Delaware has long been regarded as the most corporate-friendly state in the United States. It has a long and extensive body of case law, which offers precedents that help prevent surprises in court. This can save thousands of dollars in legal fees. The Chancery Court specializes in business entity cases and is highly regarded. Delaware isn't necessarily cheap on its filing fees, but it's fast and very efficient. For large corporations with complex litigation and matters of investment, merger, governance and so on, Delaware has earned its reputation.


Click here to form a Delaware corporation.


Nevada is known for its lack of business taxes, including franchise, gift, corporate income, share and transfer taxes, as well as having no personal income tax. Its filing fees are low, and its case law is relatively well established. Nevada is also accommodating in matters of management and governance, and tax privacy.


Click here to form a Nevada corporation.


Wyoming is a rising star with features on a par with Nevada, going even further with privacy protections. The state government is committed to being friendly to business.
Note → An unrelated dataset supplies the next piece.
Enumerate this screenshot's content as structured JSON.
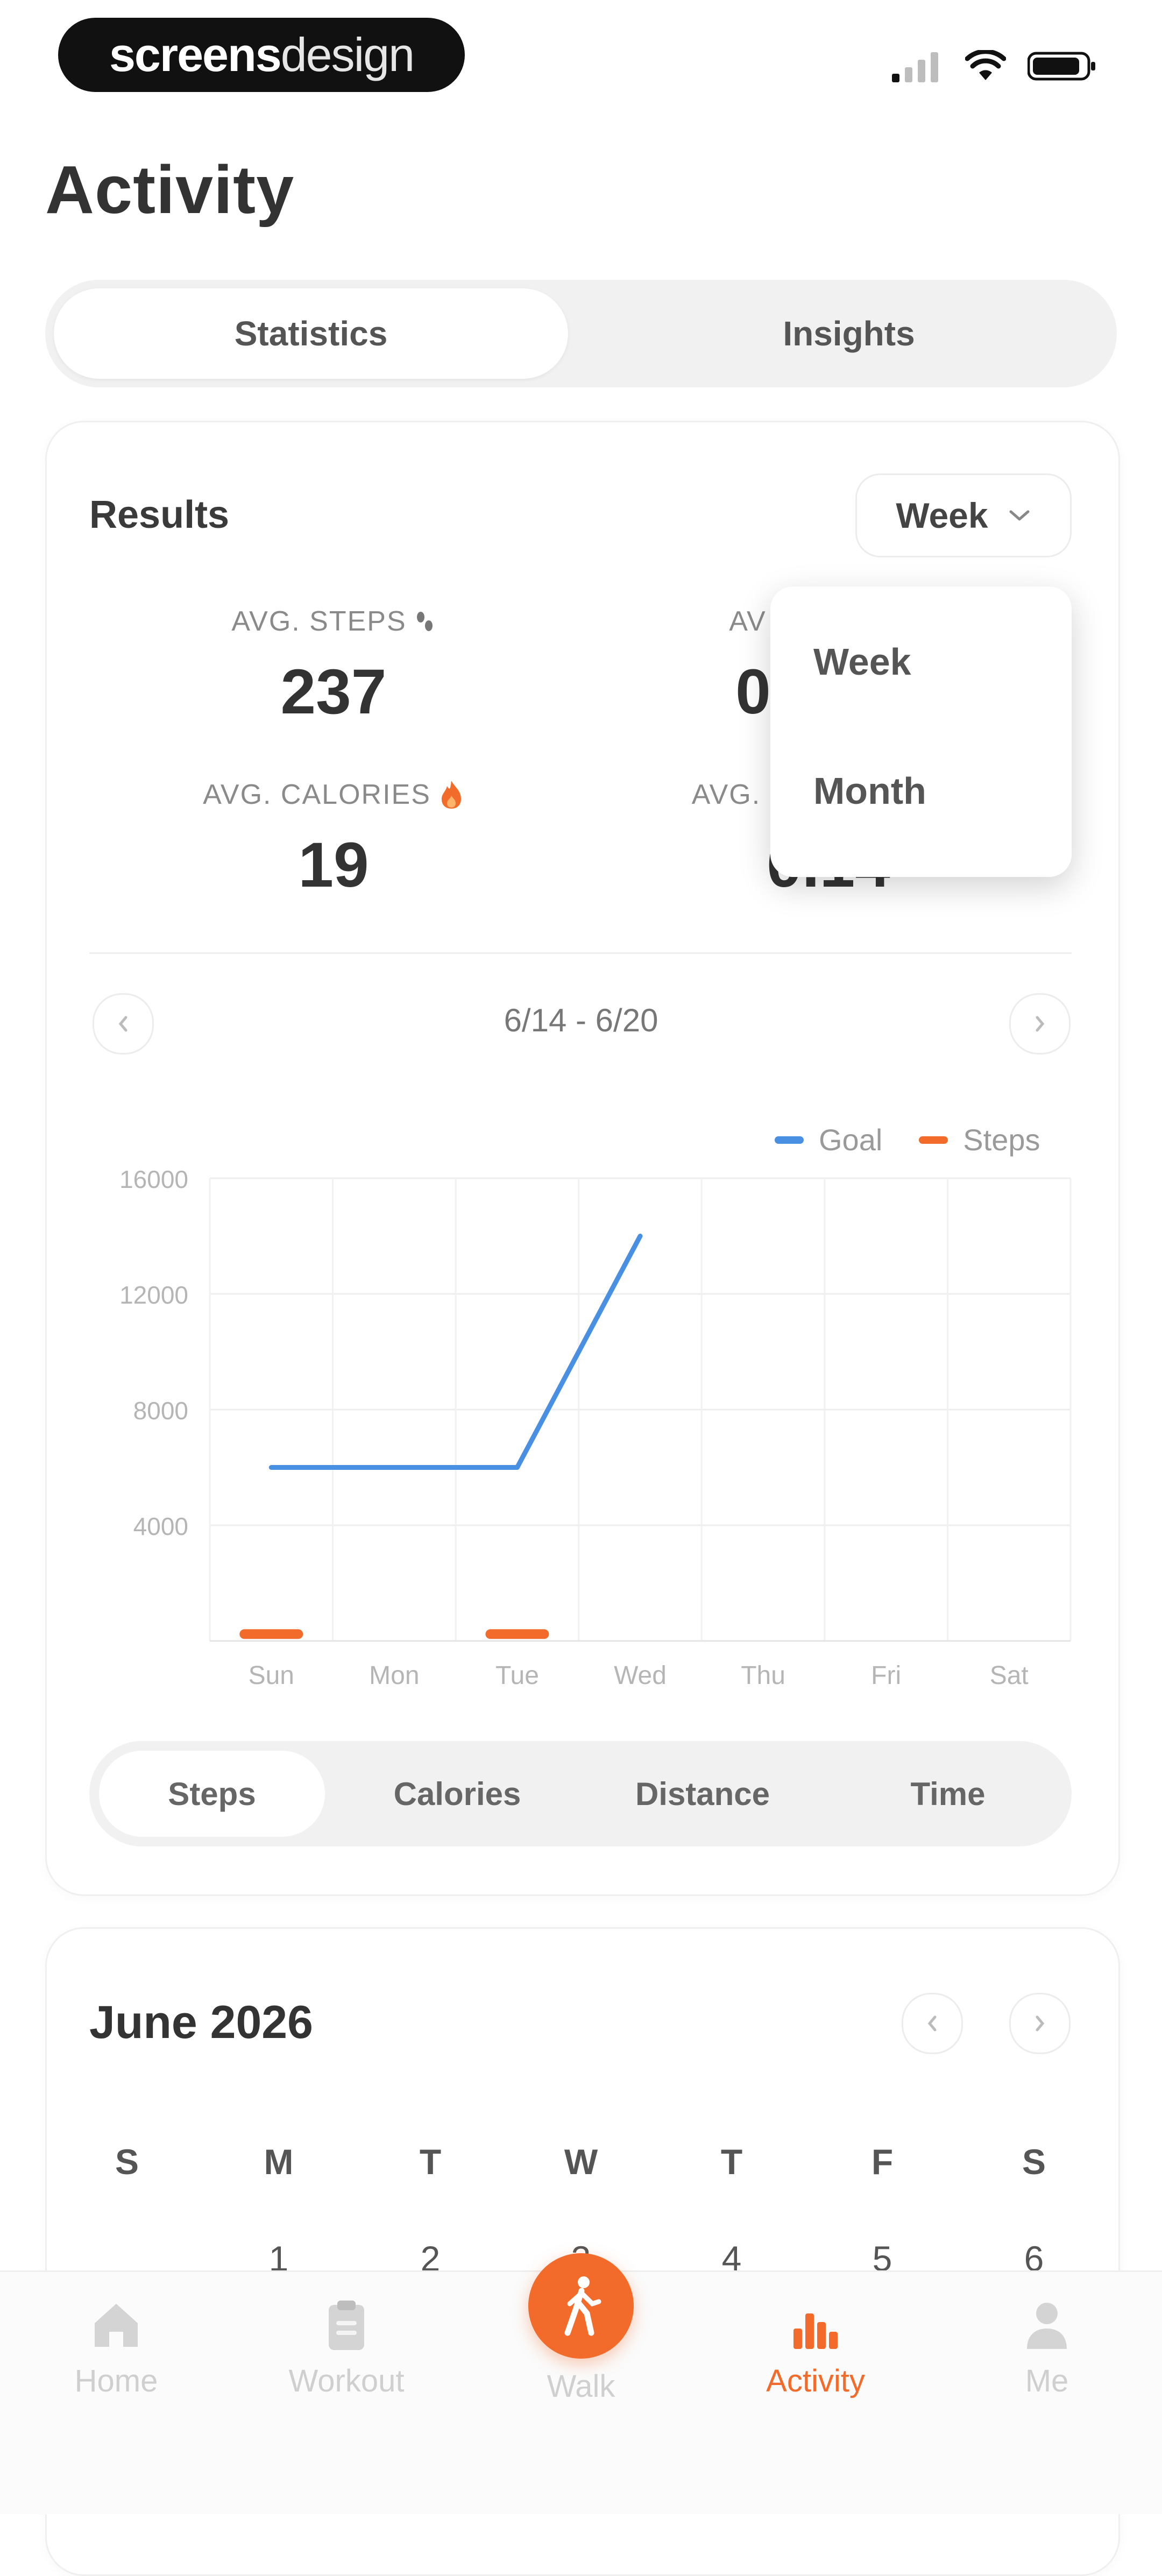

It was the first state to allow an LLC entity, and is friendly to single-member LLCs. However, while its legislature is pro-business, its case law is still relatively new.


Click here to form a Wyoming corporation.


Many other states vie for recognition as business-friendly and having a favorable tax climate. This matters if you're planning to locate physically to a state and form your company there. But in such a case the criteria given here won't be adequate to the decision. You'll need to judge a host of demographic elements as well, such as labor force, markets and quality of life.




To incorporate in your home state, click here to incorporate in California, New York, or any other state


SunDoc Filings can help you in all 50 states with matters of filing, reporting and registered agent services.


Regardless of which state you choose, we recommend seeking professional advice for all matters discussed here. Nothing in this article can be construed as legal, tax or accounting advice.